** GIVEN ENTRIES follows **

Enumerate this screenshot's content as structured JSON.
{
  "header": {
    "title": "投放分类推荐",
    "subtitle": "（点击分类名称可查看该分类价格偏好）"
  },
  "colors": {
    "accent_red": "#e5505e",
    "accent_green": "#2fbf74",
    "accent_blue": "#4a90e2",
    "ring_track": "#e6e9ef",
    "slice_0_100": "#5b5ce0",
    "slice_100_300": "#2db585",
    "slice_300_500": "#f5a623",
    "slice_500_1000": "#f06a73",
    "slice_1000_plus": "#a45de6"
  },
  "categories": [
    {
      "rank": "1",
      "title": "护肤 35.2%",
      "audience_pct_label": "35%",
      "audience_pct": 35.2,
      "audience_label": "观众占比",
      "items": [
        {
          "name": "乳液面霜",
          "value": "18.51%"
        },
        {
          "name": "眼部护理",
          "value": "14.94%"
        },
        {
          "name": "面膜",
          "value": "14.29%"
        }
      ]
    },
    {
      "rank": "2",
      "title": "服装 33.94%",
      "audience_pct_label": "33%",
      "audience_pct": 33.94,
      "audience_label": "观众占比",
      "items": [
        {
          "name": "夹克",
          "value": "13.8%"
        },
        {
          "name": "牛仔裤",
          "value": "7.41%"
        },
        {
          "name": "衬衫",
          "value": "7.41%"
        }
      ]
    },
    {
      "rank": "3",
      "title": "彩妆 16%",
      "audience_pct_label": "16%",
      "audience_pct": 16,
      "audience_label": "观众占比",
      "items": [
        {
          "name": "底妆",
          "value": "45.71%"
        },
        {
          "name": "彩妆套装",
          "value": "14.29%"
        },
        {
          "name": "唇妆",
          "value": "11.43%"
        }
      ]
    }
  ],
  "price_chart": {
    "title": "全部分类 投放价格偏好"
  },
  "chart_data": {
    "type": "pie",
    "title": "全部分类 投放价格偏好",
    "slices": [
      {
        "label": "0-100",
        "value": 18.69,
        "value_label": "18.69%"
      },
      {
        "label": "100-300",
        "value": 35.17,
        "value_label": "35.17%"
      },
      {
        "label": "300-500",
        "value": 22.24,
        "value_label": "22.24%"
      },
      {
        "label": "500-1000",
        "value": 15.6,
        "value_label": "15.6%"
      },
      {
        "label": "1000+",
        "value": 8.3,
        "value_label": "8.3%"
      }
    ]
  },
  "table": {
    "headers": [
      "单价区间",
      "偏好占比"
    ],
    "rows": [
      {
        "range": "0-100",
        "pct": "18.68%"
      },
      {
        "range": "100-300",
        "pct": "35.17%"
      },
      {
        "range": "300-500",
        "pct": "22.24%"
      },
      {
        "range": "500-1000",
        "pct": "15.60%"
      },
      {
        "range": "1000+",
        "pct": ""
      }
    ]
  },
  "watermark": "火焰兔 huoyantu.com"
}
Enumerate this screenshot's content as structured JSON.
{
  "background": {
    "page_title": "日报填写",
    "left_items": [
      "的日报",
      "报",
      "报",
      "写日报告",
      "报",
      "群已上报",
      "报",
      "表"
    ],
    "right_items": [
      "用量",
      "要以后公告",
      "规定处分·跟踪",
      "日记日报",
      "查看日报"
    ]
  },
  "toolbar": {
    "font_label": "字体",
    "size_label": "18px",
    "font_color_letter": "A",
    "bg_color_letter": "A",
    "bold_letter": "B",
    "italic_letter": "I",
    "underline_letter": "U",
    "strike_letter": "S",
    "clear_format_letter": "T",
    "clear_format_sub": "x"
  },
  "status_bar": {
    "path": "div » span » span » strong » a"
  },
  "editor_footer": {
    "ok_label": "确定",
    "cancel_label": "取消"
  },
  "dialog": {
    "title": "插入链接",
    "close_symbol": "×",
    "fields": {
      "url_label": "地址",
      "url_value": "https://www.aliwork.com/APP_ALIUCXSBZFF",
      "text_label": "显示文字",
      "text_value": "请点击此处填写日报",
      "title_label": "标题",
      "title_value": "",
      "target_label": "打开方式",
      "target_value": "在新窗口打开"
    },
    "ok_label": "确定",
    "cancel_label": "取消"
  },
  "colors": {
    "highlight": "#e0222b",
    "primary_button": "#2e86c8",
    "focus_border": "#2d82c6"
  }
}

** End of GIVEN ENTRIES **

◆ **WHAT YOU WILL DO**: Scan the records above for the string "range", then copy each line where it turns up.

◆ **RESPONSE TO THIS EXERCISE**:
        "range": "0-100",
        "range": "100-300",
        "range": "300-500",
        "range": "500-1000",
        "range": "1000+",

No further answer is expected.